In the copy, every line of the material that follows must appear exactly, and no pictures should.

───── Records for the exercise ─────

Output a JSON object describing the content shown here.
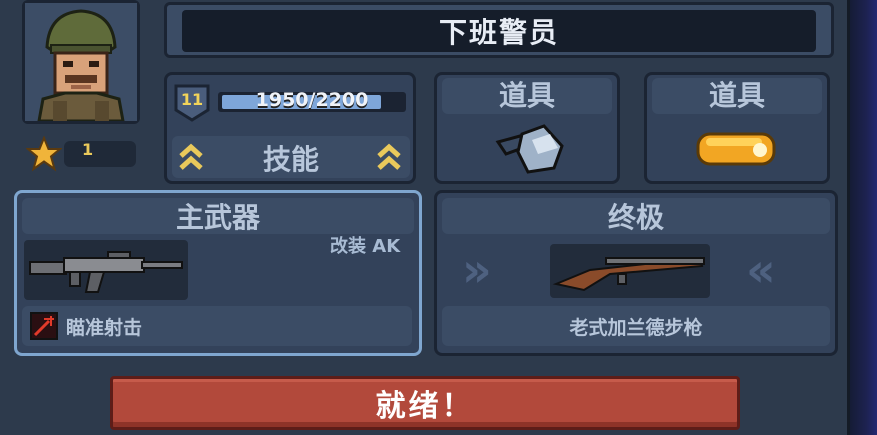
{
  "character": {
    "name": "下班警员",
    "star_count": "1",
    "level": "11",
    "xp_text": "1950/2200",
    "xp_fraction": 0.886
  },
  "skill": {
    "label": "技能"
  },
  "items": [
    {
      "title": "道具",
      "icon": "grenade-icon"
    },
    {
      "title": "道具",
      "icon": "gold-bar-icon"
    }
  ],
  "primary_weapon": {
    "title": "主武器",
    "mod_label": "改装 AK",
    "perk_label": "瞄准射击"
  },
  "ultimate": {
    "title": "终极",
    "weapon_name": "老式加兰德步枪"
  },
  "ready_button": {
    "label": "就绪！"
  }
}
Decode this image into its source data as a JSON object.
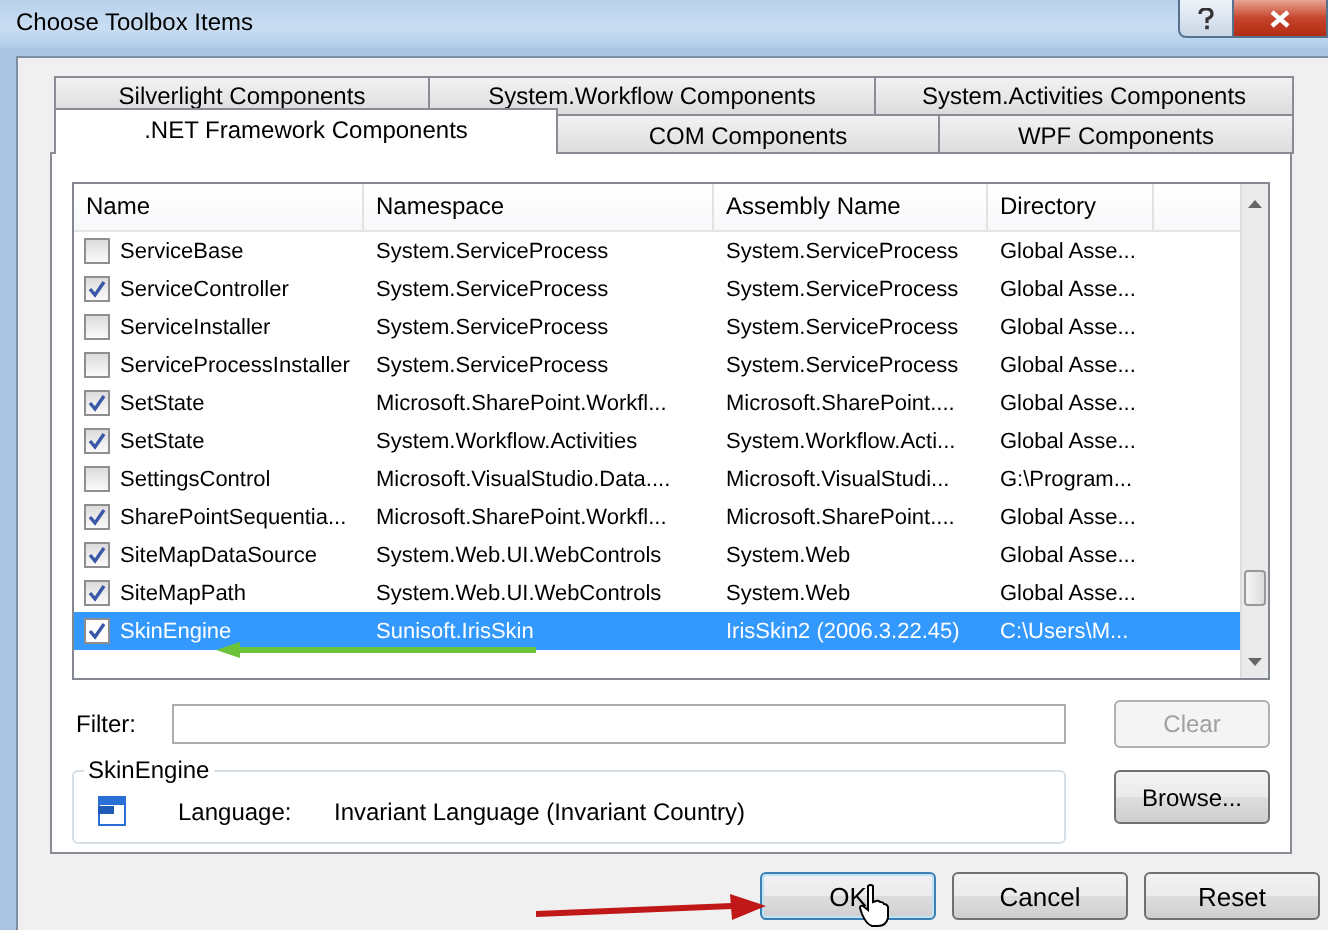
{
  "window": {
    "title": "Choose Toolbox Items"
  },
  "tab_rows": [
    [
      {
        "label": "Silverlight Components",
        "selected": false
      },
      {
        "label": "System.Workflow Components",
        "selected": false
      },
      {
        "label": "System.Activities Components",
        "selected": false
      }
    ],
    [
      {
        "label": ".NET Framework Components",
        "selected": true
      },
      {
        "label": "COM Components",
        "selected": false
      },
      {
        "label": "WPF Components",
        "selected": false
      }
    ]
  ],
  "table": {
    "columns": [
      "Name",
      "Namespace",
      "Assembly Name",
      "Directory"
    ],
    "rows": [
      {
        "checked": false,
        "selected": false,
        "cells": [
          "ServiceBase",
          "System.ServiceProcess",
          "System.ServiceProcess",
          "Global Asse..."
        ]
      },
      {
        "checked": true,
        "selected": false,
        "cells": [
          "ServiceController",
          "System.ServiceProcess",
          "System.ServiceProcess",
          "Global Asse..."
        ]
      },
      {
        "checked": false,
        "selected": false,
        "cells": [
          "ServiceInstaller",
          "System.ServiceProcess",
          "System.ServiceProcess",
          "Global Asse..."
        ]
      },
      {
        "checked": false,
        "selected": false,
        "cells": [
          "ServiceProcessInstaller",
          "System.ServiceProcess",
          "System.ServiceProcess",
          "Global Asse..."
        ]
      },
      {
        "checked": true,
        "selected": false,
        "cells": [
          "SetState",
          "Microsoft.SharePoint.Workfl...",
          "Microsoft.SharePoint....",
          "Global Asse..."
        ]
      },
      {
        "checked": true,
        "selected": false,
        "cells": [
          "SetState",
          "System.Workflow.Activities",
          "System.Workflow.Acti...",
          "Global Asse..."
        ]
      },
      {
        "checked": false,
        "selected": false,
        "cells": [
          "SettingsControl",
          "Microsoft.VisualStudio.Data....",
          "Microsoft.VisualStudi...",
          "G:\\Program..."
        ]
      },
      {
        "checked": true,
        "selected": false,
        "cells": [
          "SharePointSequentia...",
          "Microsoft.SharePoint.Workfl...",
          "Microsoft.SharePoint....",
          "Global Asse..."
        ]
      },
      {
        "checked": true,
        "selected": false,
        "cells": [
          "SiteMapDataSource",
          "System.Web.UI.WebControls",
          "System.Web",
          "Global Asse..."
        ]
      },
      {
        "checked": true,
        "selected": false,
        "cells": [
          "SiteMapPath",
          "System.Web.UI.WebControls",
          "System.Web",
          "Global Asse..."
        ]
      },
      {
        "checked": true,
        "selected": true,
        "cells": [
          "SkinEngine",
          "Sunisoft.IrisSkin",
          "IrisSkin2 (2006.3.22.45)",
          "C:\\Users\\M..."
        ]
      }
    ]
  },
  "filter": {
    "label": "Filter:"
  },
  "clear_button": {
    "label": "Clear",
    "disabled": true
  },
  "details": {
    "title": "SkinEngine",
    "label": "Language:",
    "value": "Invariant Language (Invariant Country)"
  },
  "browse_button": {
    "label": "Browse..."
  },
  "buttons": [
    "OK",
    "Cancel",
    "Reset"
  ]
}
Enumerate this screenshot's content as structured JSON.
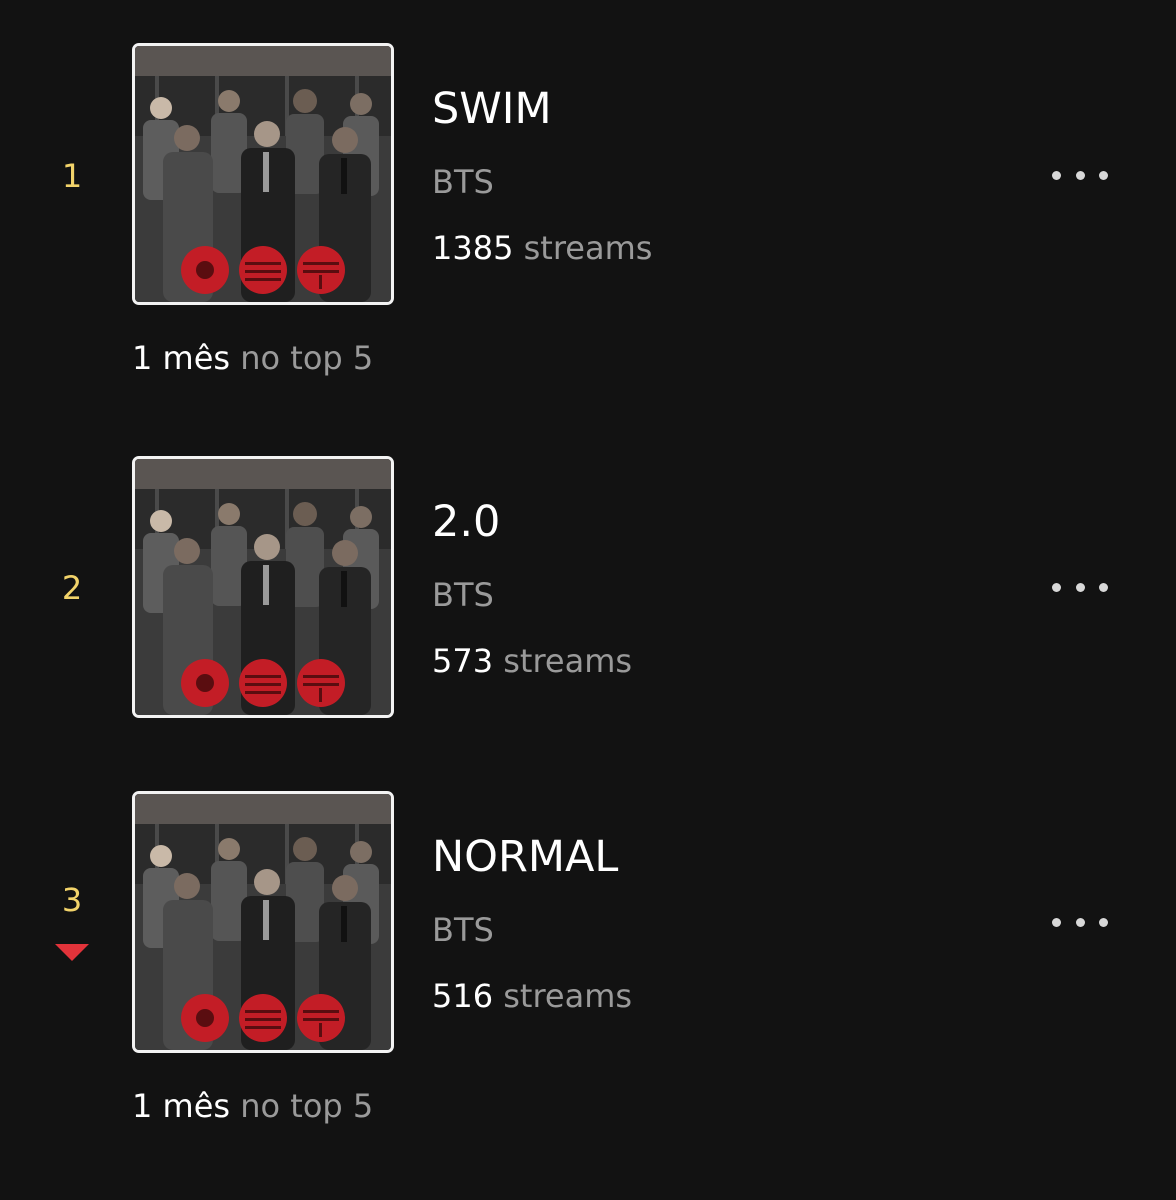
{
  "tracks": [
    {
      "rank": "1",
      "title": "SWIM",
      "artist": "BTS",
      "streams_count": "1385",
      "streams_unit": "streams",
      "note_strong": "1 mês",
      "note_muted": "no top 5",
      "trend": "none"
    },
    {
      "rank": "2",
      "title": "2.0",
      "artist": "BTS",
      "streams_count": "573",
      "streams_unit": "streams",
      "trend": "none"
    },
    {
      "rank": "3",
      "title": "NORMAL",
      "artist": "BTS",
      "streams_count": "516",
      "streams_unit": "streams",
      "note_strong": "1 mês",
      "note_muted": "no top 5",
      "trend": "down"
    }
  ],
  "colors": {
    "background": "#121212",
    "rank": "#f2d36a",
    "trend_down": "#e2333a",
    "muted_text": "#9a9a9a"
  },
  "icons": {
    "more": "more-horizontal-icon",
    "trend_down": "triangle-down-icon"
  }
}
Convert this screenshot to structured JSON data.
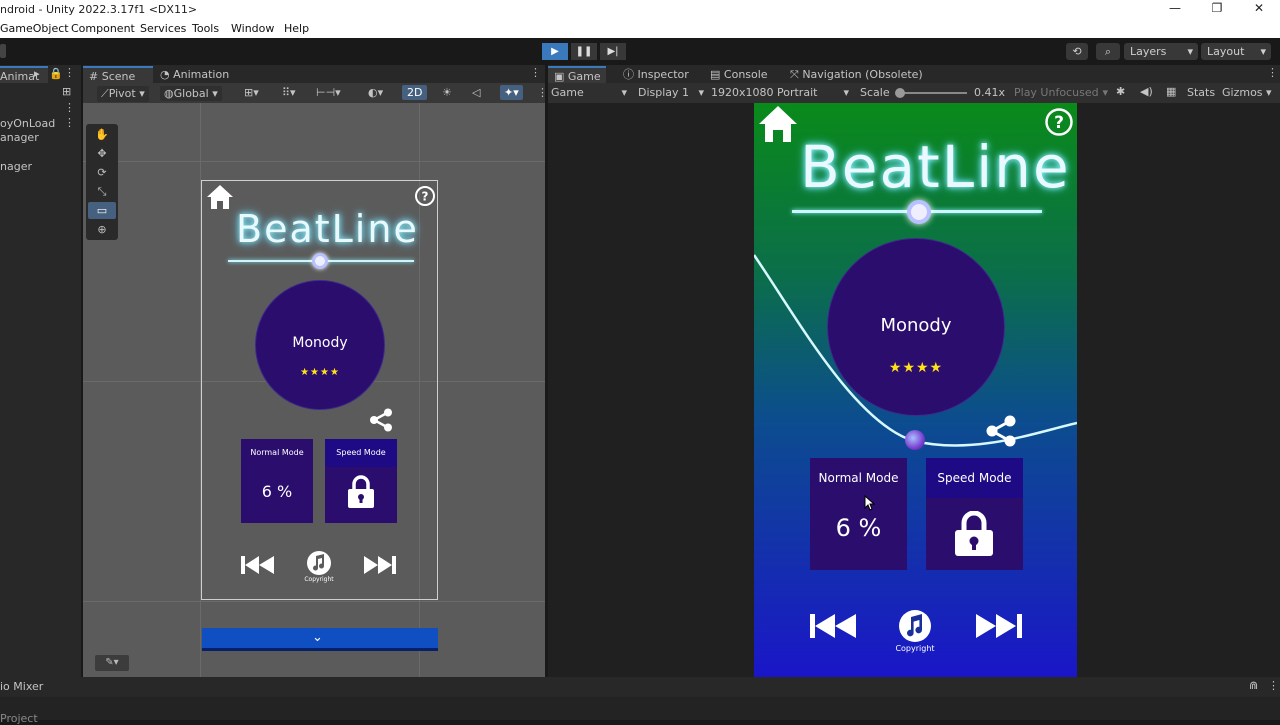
{
  "window": {
    "title": "ndroid - Unity 2022.3.17f1 <DX11>"
  },
  "menu": [
    "GameObject",
    "Component",
    "Services",
    "Tools",
    "Window",
    "Help"
  ],
  "toolbar": {
    "layers_label": "Layers",
    "layout_label": "Layout"
  },
  "hierarchy": {
    "tab_label": "Animat",
    "items": [
      "oyOnLoad",
      "anager",
      "nager"
    ]
  },
  "scene": {
    "tabs": [
      "Scene",
      "Animation"
    ],
    "pivot_label": "Pivot",
    "global_label": "Global",
    "mode_2d_label": "2D"
  },
  "game": {
    "tabs": [
      "Game",
      "Inspector",
      "Console",
      "Navigation (Obsolete)"
    ],
    "view_select": "Game",
    "display_select": "Display 1",
    "resolution_select": "1920x1080 Portrait",
    "scale_label": "Scale",
    "scale_value": "0.41x",
    "play_mode_select": "Play Unfocused",
    "stats_label": "Stats",
    "gizmos_label": "Gizmos"
  },
  "app": {
    "title": "BeatLine",
    "song_name": "Monody",
    "stars": "★★★★",
    "normal_mode_label": "Normal Mode",
    "speed_mode_label": "Speed Mode",
    "normal_mode_progress": "6 %",
    "copyright_label": "Copyright"
  },
  "bottom": {
    "audio_mixer_label": "io Mixer",
    "project_label": "Project"
  },
  "colors": {
    "accent_play": "#3a79bb",
    "card_purple": "#2b0d6e",
    "star_yellow": "#ffe11a",
    "game_bg_top": "#0a8a1a",
    "game_bg_bottom": "#1a16c8"
  }
}
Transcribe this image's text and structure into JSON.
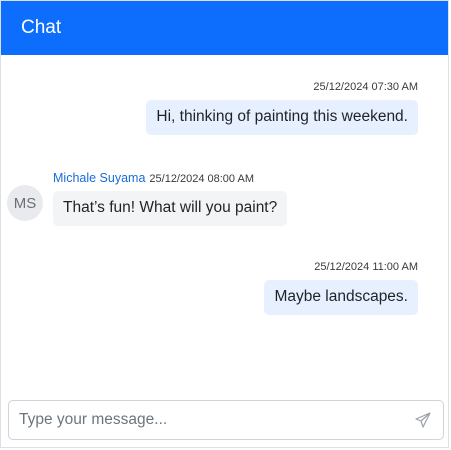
{
  "header": {
    "title": "Chat"
  },
  "messages": [
    {
      "direction": "outgoing",
      "timestamp": "25/12/2024 07:30 AM",
      "text": "Hi, thinking of painting this weekend."
    },
    {
      "direction": "incoming",
      "sender": "Michale Suyama",
      "avatar_initials": "MS",
      "timestamp": "25/12/2024 08:00 AM",
      "text": "That’s fun! What will you paint?"
    },
    {
      "direction": "outgoing",
      "timestamp": "25/12/2024 11:00 AM",
      "text": "Maybe landscapes."
    }
  ],
  "composer": {
    "placeholder": "Type your message...",
    "send_icon": "send-icon"
  },
  "colors": {
    "header_bg": "#0d6efd",
    "outgoing_bubble": "#e7f0ff",
    "incoming_bubble": "#f3f4f6",
    "sender_name": "#1a6bd8"
  }
}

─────

# Answer box
Output a JSON object describing the content shown here.
{
  "character": {
    "name": "下班警员",
    "star_count": "1",
    "level": "11",
    "xp_text": "1950/2200",
    "xp_fraction": 0.886
  },
  "skill": {
    "label": "技能"
  },
  "items": [
    {
      "title": "道具",
      "icon": "grenade-icon"
    },
    {
      "title": "道具",
      "icon": "gold-bar-icon"
    }
  ],
  "primary_weapon": {
    "title": "主武器",
    "mod_label": "改装 AK",
    "perk_label": "瞄准射击"
  },
  "ultimate": {
    "title": "终极",
    "weapon_name": "老式加兰德步枪"
  },
  "ready_button": {
    "label": "就绪！"
  }
}
Decode this image into its source data as a JSON object.
{
  "window": {
    "title": "Choose Toolbox Items"
  },
  "tab_rows": [
    [
      {
        "label": "Silverlight Components",
        "selected": false
      },
      {
        "label": "System.Workflow Components",
        "selected": false
      },
      {
        "label": "System.Activities Components",
        "selected": false
      }
    ],
    [
      {
        "label": ".NET Framework Components",
        "selected": true
      },
      {
        "label": "COM Components",
        "selected": false
      },
      {
        "label": "WPF Components",
        "selected": false
      }
    ]
  ],
  "table": {
    "columns": [
      "Name",
      "Namespace",
      "Assembly Name",
      "Directory"
    ],
    "rows": [
      {
        "checked": false,
        "selected": false,
        "cells": [
          "ServiceBase",
          "System.ServiceProcess",
          "System.ServiceProcess",
          "Global Asse..."
        ]
      },
      {
        "checked": true,
        "selected": false,
        "cells": [
          "ServiceController",
          "System.ServiceProcess",
          "System.ServiceProcess",
          "Global Asse..."
        ]
      },
      {
        "checked": false,
        "selected": false,
        "cells": [
          "ServiceInstaller",
          "System.ServiceProcess",
          "System.ServiceProcess",
          "Global Asse..."
        ]
      },
      {
        "checked": false,
        "selected": false,
        "cells": [
          "ServiceProcessInstaller",
          "System.ServiceProcess",
          "System.ServiceProcess",
          "Global Asse..."
        ]
      },
      {
        "checked": true,
        "selected": false,
        "cells": [
          "SetState",
          "Microsoft.SharePoint.Workfl...",
          "Microsoft.SharePoint....",
          "Global Asse..."
        ]
      },
      {
        "checked": true,
        "selected": false,
        "cells": [
          "SetState",
          "System.Workflow.Activities",
          "System.Workflow.Acti...",
          "Global Asse..."
        ]
      },
      {
        "checked": false,
        "selected": false,
        "cells": [
          "SettingsControl",
          "Microsoft.VisualStudio.Data....",
          "Microsoft.VisualStudi...",
          "G:\\Program..."
        ]
      },
      {
        "checked": true,
        "selected": false,
        "cells": [
          "SharePointSequentia...",
          "Microsoft.SharePoint.Workfl...",
          "Microsoft.SharePoint....",
          "Global Asse..."
        ]
      },
      {
        "checked": true,
        "selected": false,
        "cells": [
          "SiteMapDataSource",
          "System.Web.UI.WebControls",
          "System.Web",
          "Global Asse..."
        ]
      },
      {
        "checked": true,
        "selected": false,
        "cells": [
          "SiteMapPath",
          "System.Web.UI.WebControls",
          "System.Web",
          "Global Asse..."
        ]
      },
      {
        "checked": true,
        "selected": true,
        "cells": [
          "SkinEngine",
          "Sunisoft.IrisSkin",
          "IrisSkin2 (2006.3.22.45)",
          "C:\\Users\\M..."
        ]
      }
    ]
  },
  "filter": {
    "label": "Filter:"
  },
  "clear_button": {
    "label": "Clear",
    "disabled": true
  },
  "details": {
    "title": "SkinEngine",
    "label": "Language:",
    "value": "Invariant Language (Invariant Country)"
  },
  "browse_button": {
    "label": "Browse..."
  },
  "buttons": [
    "OK",
    "Cancel",
    "Reset"
  ]
}
Enumerate this screenshot's content as structured JSON.
{
  "tracks": [
    {
      "rank": "1",
      "title": "SWIM",
      "artist": "BTS",
      "streams_count": "1385",
      "streams_unit": "streams",
      "note_strong": "1 mês",
      "note_muted": "no top 5",
      "trend": "none"
    },
    {
      "rank": "2",
      "title": "2.0",
      "artist": "BTS",
      "streams_count": "573",
      "streams_unit": "streams",
      "trend": "none"
    },
    {
      "rank": "3",
      "title": "NORMAL",
      "artist": "BTS",
      "streams_count": "516",
      "streams_unit": "streams",
      "note_strong": "1 mês",
      "note_muted": "no top 5",
      "trend": "down"
    }
  ],
  "colors": {
    "background": "#121212",
    "rank": "#f2d36a",
    "trend_down": "#e2333a",
    "muted_text": "#9a9a9a"
  },
  "icons": {
    "more": "more-horizontal-icon",
    "trend_down": "triangle-down-icon"
  }
}
Convert this screenshot to structured JSON data.
{
  "window": {
    "title": "ndroid - Unity 2022.3.17f1 <DX11>"
  },
  "menu": [
    "GameObject",
    "Component",
    "Services",
    "Tools",
    "Window",
    "Help"
  ],
  "toolbar": {
    "layers_label": "Layers",
    "layout_label": "Layout"
  },
  "hierarchy": {
    "tab_label": "Animat",
    "items": [
      "oyOnLoad",
      "anager",
      "nager"
    ]
  },
  "scene": {
    "tabs": [
      "Scene",
      "Animation"
    ],
    "pivot_label": "Pivot",
    "global_label": "Global",
    "mode_2d_label": "2D"
  },
  "game": {
    "tabs": [
      "Game",
      "Inspector",
      "Console",
      "Navigation (Obsolete)"
    ],
    "view_select": "Game",
    "display_select": "Display 1",
    "resolution_select": "1920x1080 Portrait",
    "scale_label": "Scale",
    "scale_value": "0.41x",
    "play_mode_select": "Play Unfocused",
    "stats_label": "Stats",
    "gizmos_label": "Gizmos"
  },
  "app": {
    "title": "BeatLine",
    "song_name": "Monody",
    "stars": "★★★★",
    "normal_mode_label": "Normal Mode",
    "speed_mode_label": "Speed Mode",
    "normal_mode_progress": "6 %",
    "copyright_label": "Copyright"
  },
  "bottom": {
    "audio_mixer_label": "io Mixer",
    "project_label": "Project"
  },
  "colors": {
    "accent_play": "#3a79bb",
    "card_purple": "#2b0d6e",
    "star_yellow": "#ffe11a",
    "game_bg_top": "#0a8a1a",
    "game_bg_bottom": "#1a16c8"
  }
}
Transcribe this image's text and structure into JSON.
{
  "header": {
    "title": "Chat"
  },
  "messages": [
    {
      "direction": "outgoing",
      "timestamp": "25/12/2024 07:30 AM",
      "text": "Hi, thinking of painting this weekend."
    },
    {
      "direction": "incoming",
      "sender": "Michale Suyama",
      "avatar_initials": "MS",
      "timestamp": "25/12/2024 08:00 AM",
      "text": "That’s fun! What will you paint?"
    },
    {
      "direction": "outgoing",
      "timestamp": "25/12/2024 11:00 AM",
      "text": "Maybe landscapes."
    }
  ],
  "composer": {
    "placeholder": "Type your message...",
    "send_icon": "send-icon"
  },
  "colors": {
    "header_bg": "#0d6efd",
    "outgoing_bubble": "#e7f0ff",
    "incoming_bubble": "#f3f4f6",
    "sender_name": "#1a6bd8"
  }
}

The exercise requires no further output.